**Task to carry out:** Find every line of the listing below where "true" appears, and copy it.

::: Record extracts :::

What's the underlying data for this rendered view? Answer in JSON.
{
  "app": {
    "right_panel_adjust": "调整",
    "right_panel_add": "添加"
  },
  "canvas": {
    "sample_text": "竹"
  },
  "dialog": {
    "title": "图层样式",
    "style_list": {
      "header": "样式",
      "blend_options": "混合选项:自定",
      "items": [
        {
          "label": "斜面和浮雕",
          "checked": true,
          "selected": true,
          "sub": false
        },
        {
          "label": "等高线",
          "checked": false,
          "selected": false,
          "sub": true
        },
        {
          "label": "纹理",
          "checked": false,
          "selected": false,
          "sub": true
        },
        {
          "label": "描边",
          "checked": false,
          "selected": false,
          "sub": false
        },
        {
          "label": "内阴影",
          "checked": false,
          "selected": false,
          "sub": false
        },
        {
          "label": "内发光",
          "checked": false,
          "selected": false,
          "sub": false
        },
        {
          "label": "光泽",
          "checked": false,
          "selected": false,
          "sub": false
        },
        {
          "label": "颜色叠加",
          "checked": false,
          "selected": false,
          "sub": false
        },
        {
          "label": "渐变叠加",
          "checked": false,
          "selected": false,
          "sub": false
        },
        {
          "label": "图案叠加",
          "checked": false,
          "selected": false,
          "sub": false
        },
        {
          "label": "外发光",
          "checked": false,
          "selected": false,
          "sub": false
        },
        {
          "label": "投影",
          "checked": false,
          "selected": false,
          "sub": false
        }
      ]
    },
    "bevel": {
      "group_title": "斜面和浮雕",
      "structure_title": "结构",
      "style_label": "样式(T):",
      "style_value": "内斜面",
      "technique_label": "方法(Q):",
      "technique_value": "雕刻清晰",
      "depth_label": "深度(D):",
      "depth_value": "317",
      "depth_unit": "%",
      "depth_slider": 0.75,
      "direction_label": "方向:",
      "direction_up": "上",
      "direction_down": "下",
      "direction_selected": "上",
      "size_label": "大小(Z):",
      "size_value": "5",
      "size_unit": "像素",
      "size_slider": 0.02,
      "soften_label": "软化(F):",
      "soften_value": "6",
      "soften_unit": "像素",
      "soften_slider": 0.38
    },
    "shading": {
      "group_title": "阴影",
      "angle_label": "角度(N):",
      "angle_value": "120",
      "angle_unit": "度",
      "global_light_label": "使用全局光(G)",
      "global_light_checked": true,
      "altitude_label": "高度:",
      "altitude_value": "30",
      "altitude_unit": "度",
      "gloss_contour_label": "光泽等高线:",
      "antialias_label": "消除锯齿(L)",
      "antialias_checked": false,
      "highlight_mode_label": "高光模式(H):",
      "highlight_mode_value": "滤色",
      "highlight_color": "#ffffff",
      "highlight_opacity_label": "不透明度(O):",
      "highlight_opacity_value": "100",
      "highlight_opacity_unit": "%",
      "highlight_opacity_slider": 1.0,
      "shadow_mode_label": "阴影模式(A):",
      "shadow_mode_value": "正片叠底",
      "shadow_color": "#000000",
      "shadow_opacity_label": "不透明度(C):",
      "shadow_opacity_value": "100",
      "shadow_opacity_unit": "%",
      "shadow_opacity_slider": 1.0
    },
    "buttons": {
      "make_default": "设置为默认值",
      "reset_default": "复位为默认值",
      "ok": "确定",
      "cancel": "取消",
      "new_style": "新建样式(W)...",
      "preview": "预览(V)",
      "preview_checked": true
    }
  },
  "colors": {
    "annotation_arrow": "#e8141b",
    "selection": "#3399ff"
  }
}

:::

**Task response:**
          "checked": true,
          "selected": true,
          "sub": true
          "sub": true
      "global_light_checked": true,
      "preview_checked": true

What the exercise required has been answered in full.